**WHAT YOU HAVE TO DO:** No pictures belong in the copy. Restate the rest of the data exactly.

**DATA:**
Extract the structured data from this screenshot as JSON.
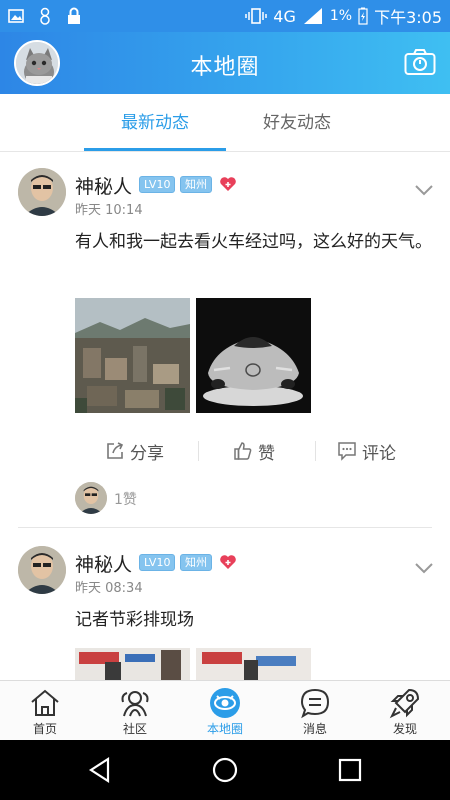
{
  "status_bar": {
    "network": "4G",
    "network_sup": "4G",
    "battery": "1%",
    "time": "下午3:05"
  },
  "header": {
    "title": "本地圈",
    "left_icon": "user-avatar",
    "right_icon": "camera-icon"
  },
  "tabs": [
    {
      "label": "最新动态",
      "active": true
    },
    {
      "label": "好友动态",
      "active": false
    }
  ],
  "posts": [
    {
      "name": "神秘人",
      "level": "LV10",
      "city": "知州",
      "time": "昨天 10:14",
      "text": "有人和我一起去看火车经过吗，这么好的天气。",
      "actions": {
        "share": "分享",
        "like": "赞",
        "comment": "评论"
      },
      "likes": "1赞"
    },
    {
      "name": "神秘人",
      "level": "LV10",
      "city": "知州",
      "time": "昨天 08:34",
      "text": "记者节彩排现场"
    }
  ],
  "bottom_nav": [
    {
      "label": "首页",
      "icon": "home-icon",
      "active": false
    },
    {
      "label": "社区",
      "icon": "community-icon",
      "active": false
    },
    {
      "label": "本地圈",
      "icon": "local-circle-icon",
      "active": true
    },
    {
      "label": "消息",
      "icon": "message-icon",
      "active": false
    },
    {
      "label": "发现",
      "icon": "rocket-icon",
      "active": false
    }
  ],
  "colors": {
    "accent": "#2b9de8",
    "header_start": "#2d86e6",
    "header_end": "#3fbff2",
    "badge": "#85c4ef",
    "heart": "#e8405a"
  }
}
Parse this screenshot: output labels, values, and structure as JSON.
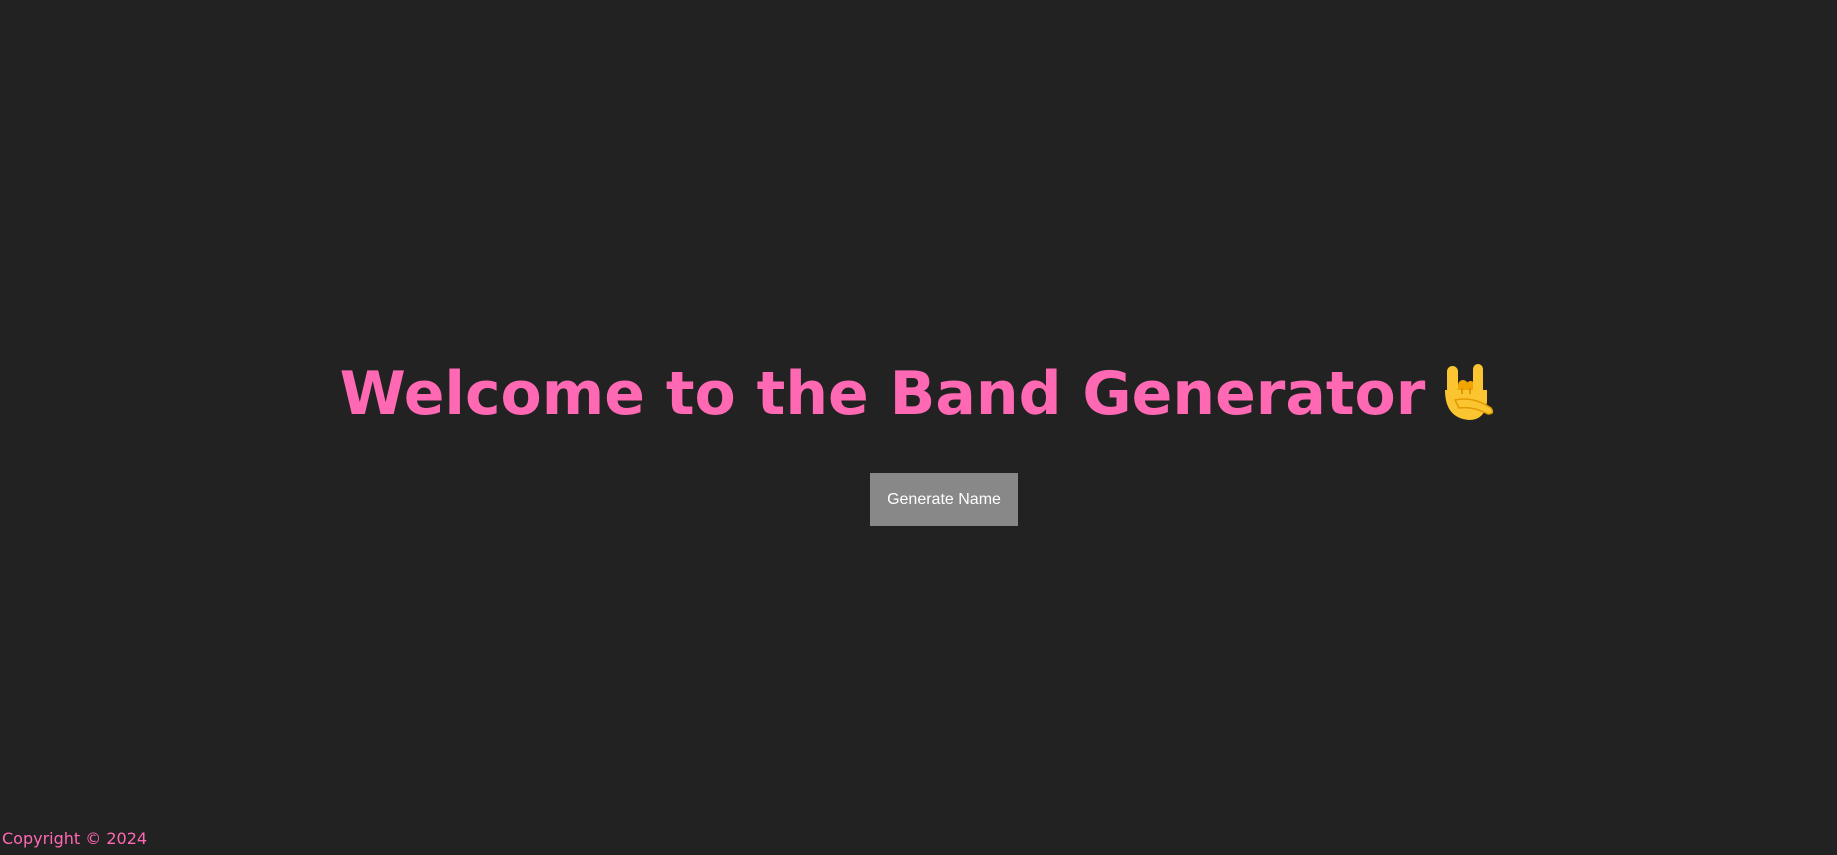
{
  "header": {
    "title": "Welcome to the Band Generator",
    "title_icon": "rock-on-hand-icon"
  },
  "main": {
    "generate_button_label": "Generate Name"
  },
  "footer": {
    "copyright": "Copyright © 2024"
  },
  "colors": {
    "background": "#222222",
    "accent": "#ff69b4",
    "button_bg": "#888888",
    "button_text": "#ffffff",
    "emoji_yellow": "#fbc531"
  }
}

**EXERCISE ANSWER:**
Extract the structured data from this screenshot as JSON.
{
  "status_bar": {
    "network": "4G",
    "network_sup": "4G",
    "battery": "1%",
    "time": "下午3:05"
  },
  "header": {
    "title": "本地圈",
    "left_icon": "user-avatar",
    "right_icon": "camera-icon"
  },
  "tabs": [
    {
      "label": "最新动态",
      "active": true
    },
    {
      "label": "好友动态",
      "active": false
    }
  ],
  "posts": [
    {
      "name": "神秘人",
      "level": "LV10",
      "city": "知州",
      "time": "昨天 10:14",
      "text": "有人和我一起去看火车经过吗，这么好的天气。",
      "actions": {
        "share": "分享",
        "like": "赞",
        "comment": "评论"
      },
      "likes": "1赞"
    },
    {
      "name": "神秘人",
      "level": "LV10",
      "city": "知州",
      "time": "昨天 08:34",
      "text": "记者节彩排现场"
    }
  ],
  "bottom_nav": [
    {
      "label": "首页",
      "icon": "home-icon",
      "active": false
    },
    {
      "label": "社区",
      "icon": "community-icon",
      "active": false
    },
    {
      "label": "本地圈",
      "icon": "local-circle-icon",
      "active": true
    },
    {
      "label": "消息",
      "icon": "message-icon",
      "active": false
    },
    {
      "label": "发现",
      "icon": "rocket-icon",
      "active": false
    }
  ],
  "colors": {
    "accent": "#2b9de8",
    "header_start": "#2d86e6",
    "header_end": "#3fbff2",
    "badge": "#85c4ef",
    "heart": "#e8405a"
  }
}
Parse this screenshot: output labels, values, and structure as JSON.
{
  "header": {
    "title": "Welcome to the Band Generator",
    "title_icon": "rock-on-hand-icon"
  },
  "main": {
    "generate_button_label": "Generate Name"
  },
  "footer": {
    "copyright": "Copyright © 2024"
  },
  "colors": {
    "background": "#222222",
    "accent": "#ff69b4",
    "button_bg": "#888888",
    "button_text": "#ffffff",
    "emoji_yellow": "#fbc531"
  }
}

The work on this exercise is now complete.